Why the Church should Care for Creation and teach its congregations accordingly – so why do so few do so?

For a fuller treatment of this issue, including its relationship with the gospel of personal redemption by faith in Christ, go to: “A Call for Commitment to Creation Care” – video at
wbbc.org.uk/resources/sermons-3; text at ne-calltoaction.org.uk/?p=798 A copy of this article in Word is available HERE.

The Christian Church has a responsibility to “Declare the whole counsel of God” (Acts 20.27). So its leaders, in their teaching, will need to include, at the very least:

1) The ‘creation ordinance’ to “Care for the earth” (Genesis 2.15)

In contrast, “Humanity is waging war on nature and this is suicidal. Nature always strikes back, and is doing so with gathering force and fury.” (Antonio Guterres, Secretary General of the United Nations);

2) The apostles’ command to “Care for the poor” (Galatians 2.10)

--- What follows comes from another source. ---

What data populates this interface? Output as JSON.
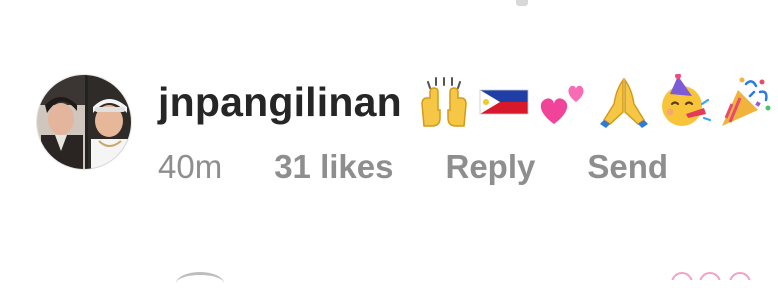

In contrast, “The climate crisis is leaving two million people each week needing emergency aid.” (Report by the International Red Cross to the UN, Sept 2019) “This is intolerable!” (Francesco Rocca, President of the IRC)

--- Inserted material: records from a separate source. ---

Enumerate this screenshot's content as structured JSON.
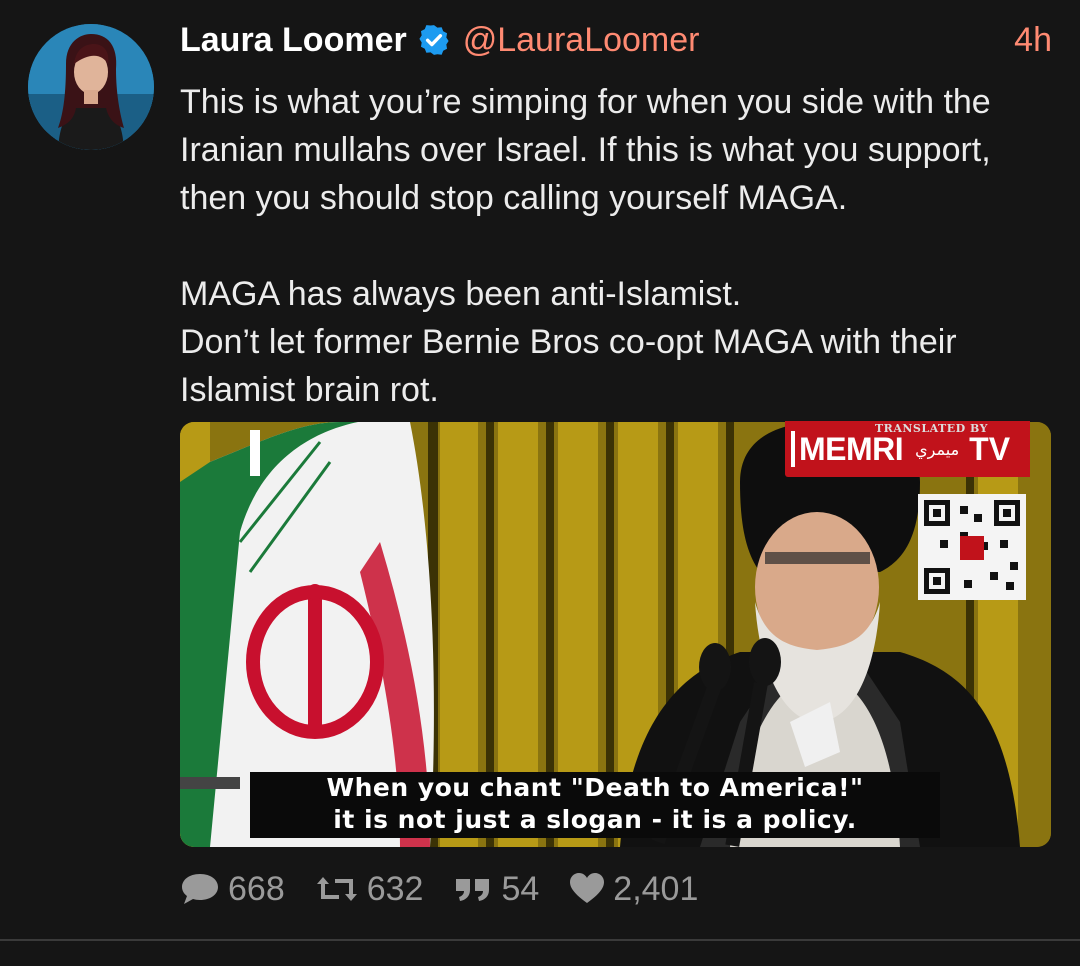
{
  "author": {
    "name": "Laura Loomer",
    "handle": "@LauraLoomer",
    "time": "4h",
    "verified": true
  },
  "tweet": {
    "text": "This is what you’re simping for when you side with the Iranian mullahs over Israel. If this is what you support, then you should stop calling yourself MAGA.\n\nMAGA has always been anti-Islamist.\nDon’t let former Bernie Bros co-opt MAGA with their Islamist brain rot."
  },
  "media": {
    "watermark_top": "TRANSLATED BY",
    "watermark_name": "MEMRI",
    "watermark_arabic": "ميمري",
    "watermark_tv": "TV",
    "subtitle_line1": "When you chant \"Death to America!\"",
    "subtitle_line2": "it is not just a slogan - it is a policy."
  },
  "actions": {
    "replies": "668",
    "retweets": "632",
    "quotes": "54",
    "likes": "2,401"
  },
  "colors": {
    "background": "#151515",
    "accent": "#ff8a72",
    "verified": "#1d9bf0",
    "muted": "#9a9a9a"
  },
  "icons": [
    "verified-badge-icon",
    "reply-icon",
    "retweet-icon",
    "quote-icon",
    "heart-icon"
  ]
}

3) The prophetic call to “Care for our children and upcoming generations” (Micah 4.6)

This call needs to be heeded! On ‘Sunday Worship’ on Radio 4 on Sunday 7th March, 19-year old ‘Ruth’ spoke of how “confused and upset” – her words, how “confused and upset” – she was by the failure of the church to respond to climate change and she noted that, according to a recent survey, 90% of Christian young people regard this as a serious issue, but only 10% think the church is paying enough attention to it.

“The failure of our generation on climate change mitigation would lead to consequences that would haunt humanity until the end of time.” (Professor Ross Garnault, the Australian government’s former advisor on climate change)

So how can we account for the widespread indifference of church leaders, at the congregational level, in the face of the environmental emergency, which is, certainly:

• the greatest moral and humanitarian challenge of our generation – moral, given the monstrous injustice of the fact that those suffering the most have done the least to create the problem; and humanitarian, given the scale of that suffering;

• and the greatest, current, spiritual challenge to Christian believers on account of its implications for the sincerity of our profession of faith, given the inevitable, if modest, self-denial involved in a serious response to it?

But if we do ‘care’, what’s the single, most important thing we can all do to care for creation? Two things, actually! We can all pray about it and should all do so. But we should also to add our voices to the clamour for urgent and effective action by our leaders! “To relax the pressure on governments is absolutely the wrong thing to do… Any amount of action by individuals is not going to solve the problem without government doing the things that only it can do”. (The late Professor Sir John Houghton FRS, a Christian believer and the greatest climate scientist of his generation)

Contact, david.golding@ncl.ac.uk

This entry was posted in What's on. Bookmark the permalink.